Marriage in India is fundamentally in light of social stratification of a caste system. In this article, we examine the issues and difficulties confronted while opposing the traditional culture of arranged marriage to go into an inter-caste marriage in the Indian setting.
16 July 2018 05 25 PM
The Supreme Court of India, in 2006, made it compulsory to enroll all marriages. In India, a marriage can either be enrolled under the Hindu Marriage Act, 1955 or under the Special Marriage Act, 1954. The Hindu Marriage Act is appropriate to Hindus, while the Special Marriage Act is relevant to all
16 July 2018 02 37 PM
INTRODUCTION (HINDU MARRIAGE ACT, 1955) India, being a cosmopolitan nation, enables every resident to be administered under personal laws significant to religious perspectives. This stretches out to individual laws inter alia in the matter of marriage and divorce.
16 July 2018 02 09 PM
Court Marriage, Procedure, Acts, Eligibility & Age Court marriage can be performed between an Indian male and an Indian female (whoever is a resident of India) without thinking about their caste, religion or faith.

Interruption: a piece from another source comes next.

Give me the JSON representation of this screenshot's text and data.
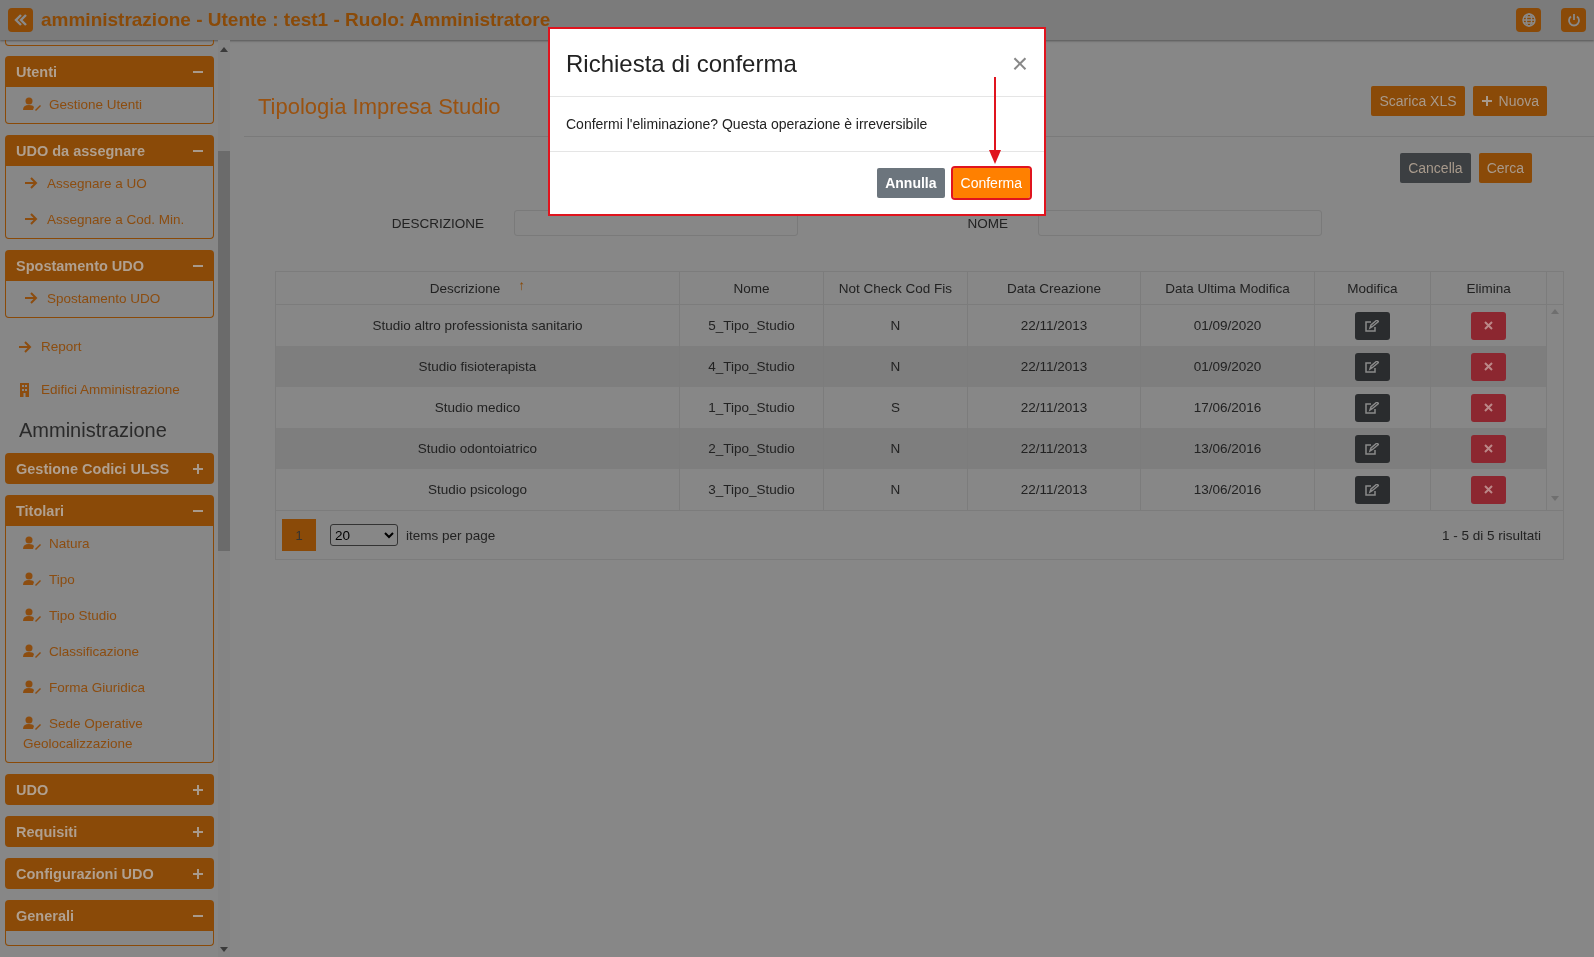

Court marriages are solemnized under the Special Marriage Act, 1954. It can li
13 July 2018 05 30 PM
INTRODUCTION: Established by Swami Dayananda Saraswati in 1875, Arya Samajis secures a noticeable place in India. How is Arya Samaj marriage solemnized? What is the lawful legitimacy of Arya Samaj marriage? Is the Arya Samaj marriage declaration substantial? What is the process of divorce as indica
13 July 2018 04 45 PM
Section 9 of the Hindu Marriage Act, 1955 talks about the Restitution of conjugal rights, it says When either the husband or the wife has, without reasonable excuse, withdrawn from the society of the other, the aggrieved party may apply, by petition to the district court, for restitution of conjuga
12 July 2018 05 45 PM
In India, kids under 18 years of age should have a lawful guardian. The party who is granted guardianship by the Court has the obligation of taking proper care of the kid. At times, the guardians may share the authority of the child, yet just a single parent might be given the genuine physical care
06 July 2018 05 20 PM
Marriage between people of the same religion is governed personal law in India like the Hindu Marriage Act, 1955 and the Muslim personal law of marriage. Though the personal laws of Hindus and Muslims do make provisions for inter-religious marriages, India also allows them a more secular alternative
07 May 2018 11 18 AM
Court marriage is the form of civil ceremony through which persons of different religions, castes, nationality or creed looking to avoid the traditional marriage ceremonies to tie the knot. Court marriage is a simple procedure that is carried out in the presence of a marriage registrar and some witn
25 January 2018 12 09 PM
Are you facing trouble in marriage life? At the point when an accomplice is unfaithful, it is a genuine break of trust. Furthermore, it is something that may demonstrate that this individual isn't commendable or equipped for a sound relationship. On one hand, great individuals settle on terrible d
24 August 2017 11 29 AM
In a move that may be termed as a radical step towards a secular family law system, a 5-Judge bench of the Supreme Court on 22nd August 2017 declared as void the much-debated Triple Talaq system under Muslim Law. The verdict comes as a bold move on the part of judiciary in upholding women rights and
29 April 2017 04 15 PM
Marriage counseling is one of the most effective methods to deal with a broken marital relationship. Popularly known as the couple’s therapy, it uses a psychotherapeutic approach to look into the matter. Provided by a licensed counselor, the therapy is done in the form of sessions. The sessions h
26 April 2017 11 30 AM
Marriage marks a watershed in a couple’s life which marks a significant transition to adulthood. According to Hindus, marriage is a religious sacrament sewn across all the subsequent lives while it is a contract amongst Muslims. But when such promising relationship goes upon a lot of rocks, it is
Popular Lawyers in India